The Results page shows a heatmap, shelf statistics, and product metrics for each Shelf Test Question.
Learn more about Shelf Test in our Lighthouse Academy course!
1. Viewing the Heatmap
 Click on the Shelf Metrics dropdown menu to toggle shelf in view among:
 Shelf Heatmap: the aggregate data overlaid on the originally programmed Shelf
 Product Heatmap: visualizes total product quantities with a color scale ranging from the minimum (green) to the maximum (red) quantity.
 Clicks: precise coordinates where respondents clicked a Shelf
 Shelf view: a view of the originally programmed Shelf, without respondent data
 Click the hamburger menu to download any image as a PNG, PDF, or EPS file.


Note: If Randomization was enabled, respondents may have seen a different Shelf layout, but the Results display the image as originally programmed.
2. Analyzing Shelf summary statistics
When analyzing the results of a Shelf Test, the geometric mean is often used as a way to account for outliers in the data. The geometric mean is most frequently used in economics and finance but can also be used when dealing with values that don't have a finite range, such as money. Unlike the standard arithmetic mean, the geometric mean does a better job at trying to account for and not be as influenced by extreme outliers.
In the case of the Shelf Test  because there could be so much behavioral variation where some respondents might fill up their carts  rather than removing them as outliers altogether, the geometric means acknowledges this could be real life behavior but does not let it skew the results.
For example, in the shelf test, average cart spend is calculated using geometric mean because it is a more robust metric that avoids the extreme influence of outliers.
Summary statistics for the shelf are displayed below the shelf visualization. Shelf summary statistics include:


3. Analyzing Product Metrics
 Click the Product Metrics dropdown menu below the shelf summary statistics to toggle between results pertaining to Purchase selection, Purchase quantity, Purchase amount, Attention span, and Time to cart.
 Purchase selection represents the proportion of individuals who bought a product.
 Purchase quantity is the average number (arithmetic mean) of a product purchased among those who purchased that product.
 Purchase amount is the average spend (geometric mean) on a product among those who purchased that product.
 Purchased, picked up only chart shows the percentages of individuals who purchased the product, those who solely picked it up, and those who did neither.

Picked up only shows the percentages of individuals who picked up the product that did not buy it out of the total number of respondents that saw the Shelf Test question

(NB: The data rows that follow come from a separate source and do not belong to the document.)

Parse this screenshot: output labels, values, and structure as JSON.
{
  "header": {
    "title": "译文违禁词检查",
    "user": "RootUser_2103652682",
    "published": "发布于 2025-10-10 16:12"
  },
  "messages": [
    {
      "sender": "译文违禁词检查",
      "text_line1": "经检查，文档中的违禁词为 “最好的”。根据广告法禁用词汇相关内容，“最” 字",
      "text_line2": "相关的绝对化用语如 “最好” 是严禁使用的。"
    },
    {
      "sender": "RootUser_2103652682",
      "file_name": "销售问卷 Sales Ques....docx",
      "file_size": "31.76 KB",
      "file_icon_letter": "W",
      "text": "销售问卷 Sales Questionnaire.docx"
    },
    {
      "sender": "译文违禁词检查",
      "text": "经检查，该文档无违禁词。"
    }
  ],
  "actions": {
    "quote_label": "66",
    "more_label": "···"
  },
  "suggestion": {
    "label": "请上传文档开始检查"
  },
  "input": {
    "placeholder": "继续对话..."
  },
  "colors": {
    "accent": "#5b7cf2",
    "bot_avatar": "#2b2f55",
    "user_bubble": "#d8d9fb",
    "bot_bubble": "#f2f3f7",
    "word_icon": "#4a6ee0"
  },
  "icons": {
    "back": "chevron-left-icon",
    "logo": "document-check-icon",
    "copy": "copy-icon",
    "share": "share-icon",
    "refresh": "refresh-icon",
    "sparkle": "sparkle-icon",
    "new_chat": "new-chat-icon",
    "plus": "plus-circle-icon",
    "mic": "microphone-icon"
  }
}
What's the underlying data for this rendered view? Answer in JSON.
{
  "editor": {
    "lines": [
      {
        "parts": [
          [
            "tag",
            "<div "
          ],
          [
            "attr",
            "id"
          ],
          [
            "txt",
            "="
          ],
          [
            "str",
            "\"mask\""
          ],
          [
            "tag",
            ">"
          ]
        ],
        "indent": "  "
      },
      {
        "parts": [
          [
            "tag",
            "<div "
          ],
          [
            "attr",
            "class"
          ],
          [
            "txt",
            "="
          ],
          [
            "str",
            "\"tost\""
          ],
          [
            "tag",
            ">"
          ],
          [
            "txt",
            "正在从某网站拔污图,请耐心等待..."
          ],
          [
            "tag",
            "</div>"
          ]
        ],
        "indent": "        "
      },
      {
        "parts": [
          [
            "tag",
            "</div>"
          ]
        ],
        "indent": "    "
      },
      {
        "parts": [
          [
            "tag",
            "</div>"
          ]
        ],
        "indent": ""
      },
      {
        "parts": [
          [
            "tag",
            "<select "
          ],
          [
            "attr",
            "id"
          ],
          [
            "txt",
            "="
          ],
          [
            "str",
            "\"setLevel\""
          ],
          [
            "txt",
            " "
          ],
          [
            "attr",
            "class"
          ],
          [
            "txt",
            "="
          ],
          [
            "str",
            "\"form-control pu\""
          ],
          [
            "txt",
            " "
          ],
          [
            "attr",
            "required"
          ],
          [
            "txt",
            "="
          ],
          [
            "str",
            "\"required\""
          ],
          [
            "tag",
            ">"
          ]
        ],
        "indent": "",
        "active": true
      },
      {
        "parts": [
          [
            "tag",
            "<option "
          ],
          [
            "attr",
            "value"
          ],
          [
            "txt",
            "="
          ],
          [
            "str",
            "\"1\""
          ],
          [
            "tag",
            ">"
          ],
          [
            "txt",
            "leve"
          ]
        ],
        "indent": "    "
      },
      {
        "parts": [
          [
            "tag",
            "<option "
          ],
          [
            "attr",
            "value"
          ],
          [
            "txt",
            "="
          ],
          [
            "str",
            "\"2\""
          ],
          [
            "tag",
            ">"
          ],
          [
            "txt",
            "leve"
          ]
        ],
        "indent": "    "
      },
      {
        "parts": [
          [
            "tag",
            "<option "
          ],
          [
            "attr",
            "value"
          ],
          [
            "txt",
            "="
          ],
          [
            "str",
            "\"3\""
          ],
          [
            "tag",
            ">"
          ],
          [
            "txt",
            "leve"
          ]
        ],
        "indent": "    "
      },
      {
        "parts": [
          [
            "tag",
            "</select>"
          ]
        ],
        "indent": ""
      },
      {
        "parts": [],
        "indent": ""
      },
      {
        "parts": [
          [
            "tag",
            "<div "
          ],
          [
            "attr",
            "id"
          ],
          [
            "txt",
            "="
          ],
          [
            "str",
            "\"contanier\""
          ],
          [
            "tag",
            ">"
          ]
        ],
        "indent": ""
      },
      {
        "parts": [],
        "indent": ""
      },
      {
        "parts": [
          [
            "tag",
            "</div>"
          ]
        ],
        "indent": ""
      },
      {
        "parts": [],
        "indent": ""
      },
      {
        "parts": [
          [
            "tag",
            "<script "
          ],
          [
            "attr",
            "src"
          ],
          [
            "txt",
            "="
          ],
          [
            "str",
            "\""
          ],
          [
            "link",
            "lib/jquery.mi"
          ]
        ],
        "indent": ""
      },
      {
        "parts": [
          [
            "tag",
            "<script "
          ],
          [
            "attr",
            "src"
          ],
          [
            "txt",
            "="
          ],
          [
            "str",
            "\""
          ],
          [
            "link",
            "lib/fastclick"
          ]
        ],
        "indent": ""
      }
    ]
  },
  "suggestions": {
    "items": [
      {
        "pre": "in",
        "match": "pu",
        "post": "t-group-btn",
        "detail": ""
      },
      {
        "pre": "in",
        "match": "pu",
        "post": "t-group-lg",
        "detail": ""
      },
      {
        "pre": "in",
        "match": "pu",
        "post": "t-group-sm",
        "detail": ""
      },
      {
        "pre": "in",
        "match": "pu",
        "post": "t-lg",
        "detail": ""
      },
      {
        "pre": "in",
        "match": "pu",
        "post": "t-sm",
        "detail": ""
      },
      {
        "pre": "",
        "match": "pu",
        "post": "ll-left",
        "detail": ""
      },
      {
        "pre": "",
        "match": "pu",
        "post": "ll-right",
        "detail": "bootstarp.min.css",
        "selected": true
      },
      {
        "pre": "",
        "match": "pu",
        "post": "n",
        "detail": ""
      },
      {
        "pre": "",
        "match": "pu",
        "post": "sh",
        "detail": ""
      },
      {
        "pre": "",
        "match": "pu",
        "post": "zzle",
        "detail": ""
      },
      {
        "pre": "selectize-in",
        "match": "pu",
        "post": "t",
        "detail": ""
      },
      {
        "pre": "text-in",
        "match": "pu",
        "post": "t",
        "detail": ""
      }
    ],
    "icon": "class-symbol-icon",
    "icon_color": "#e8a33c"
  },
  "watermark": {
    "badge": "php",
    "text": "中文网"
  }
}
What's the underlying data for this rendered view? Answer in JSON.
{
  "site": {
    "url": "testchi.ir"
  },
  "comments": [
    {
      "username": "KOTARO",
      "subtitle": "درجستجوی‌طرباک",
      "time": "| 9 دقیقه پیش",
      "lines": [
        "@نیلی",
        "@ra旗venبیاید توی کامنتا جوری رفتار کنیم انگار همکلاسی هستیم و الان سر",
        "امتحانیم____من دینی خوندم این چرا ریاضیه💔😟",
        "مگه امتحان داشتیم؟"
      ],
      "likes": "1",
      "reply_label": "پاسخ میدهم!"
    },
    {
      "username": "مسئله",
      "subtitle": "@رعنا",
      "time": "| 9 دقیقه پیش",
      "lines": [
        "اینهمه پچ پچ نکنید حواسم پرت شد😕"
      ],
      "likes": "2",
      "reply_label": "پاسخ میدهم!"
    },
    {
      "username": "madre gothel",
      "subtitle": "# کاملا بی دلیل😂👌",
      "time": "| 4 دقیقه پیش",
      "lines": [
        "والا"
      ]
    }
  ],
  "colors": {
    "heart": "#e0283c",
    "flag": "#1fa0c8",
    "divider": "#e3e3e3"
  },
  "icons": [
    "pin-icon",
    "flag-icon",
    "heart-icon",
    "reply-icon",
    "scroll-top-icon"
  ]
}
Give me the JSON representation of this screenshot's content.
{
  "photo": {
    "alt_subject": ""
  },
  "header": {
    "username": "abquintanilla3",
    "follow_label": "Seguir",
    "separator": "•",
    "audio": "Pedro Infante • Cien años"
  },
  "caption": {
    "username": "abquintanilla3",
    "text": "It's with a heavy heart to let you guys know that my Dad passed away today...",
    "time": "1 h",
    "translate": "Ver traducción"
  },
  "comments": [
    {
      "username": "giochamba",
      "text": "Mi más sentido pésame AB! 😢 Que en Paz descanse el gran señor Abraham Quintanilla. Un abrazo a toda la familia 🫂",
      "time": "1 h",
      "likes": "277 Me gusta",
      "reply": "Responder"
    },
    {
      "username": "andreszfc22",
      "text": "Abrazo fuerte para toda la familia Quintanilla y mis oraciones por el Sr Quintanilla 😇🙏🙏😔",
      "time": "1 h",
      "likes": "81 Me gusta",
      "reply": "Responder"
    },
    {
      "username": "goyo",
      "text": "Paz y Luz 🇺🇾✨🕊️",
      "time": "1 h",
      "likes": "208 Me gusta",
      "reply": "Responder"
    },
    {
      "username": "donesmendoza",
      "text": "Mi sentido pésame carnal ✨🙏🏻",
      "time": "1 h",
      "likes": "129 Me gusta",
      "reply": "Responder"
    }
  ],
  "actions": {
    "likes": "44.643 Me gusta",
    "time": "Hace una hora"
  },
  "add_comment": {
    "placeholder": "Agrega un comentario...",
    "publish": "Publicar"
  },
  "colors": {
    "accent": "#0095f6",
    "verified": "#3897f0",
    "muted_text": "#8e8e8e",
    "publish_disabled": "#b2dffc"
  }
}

Total products picked up shows the percentages of individuals who picked up the product AND bought it out of the total number of respondents that saw the Shelf Test question
 Attention span represents the average time (geometric mean) spent viewing a product's detail view, among those who clicked on the product.
 Time to cart represents the average time (geometric mean) between starting the task and adding a product to cart among those who added that product to the cart at any point in the exercise.
 Time to first click represents the average time (geometric mean) between entering the exercise to clicking on a product to examine it closer for the first time.
 Hover over bars to get a further breakdown of data per product. When Purchase selection is visualized, hovering will also show live significance testing.


4. Exporting the Results
 Click the Export icon in the lefthand navigation.
 Select Raw CSV or Excel to yield a report that shows only purchase intent.
 Select Excel with coded map or JMP to yield a report that shows additional metrics. In Excel with coded map, each Shelf Test question added will yield its own sheet of data.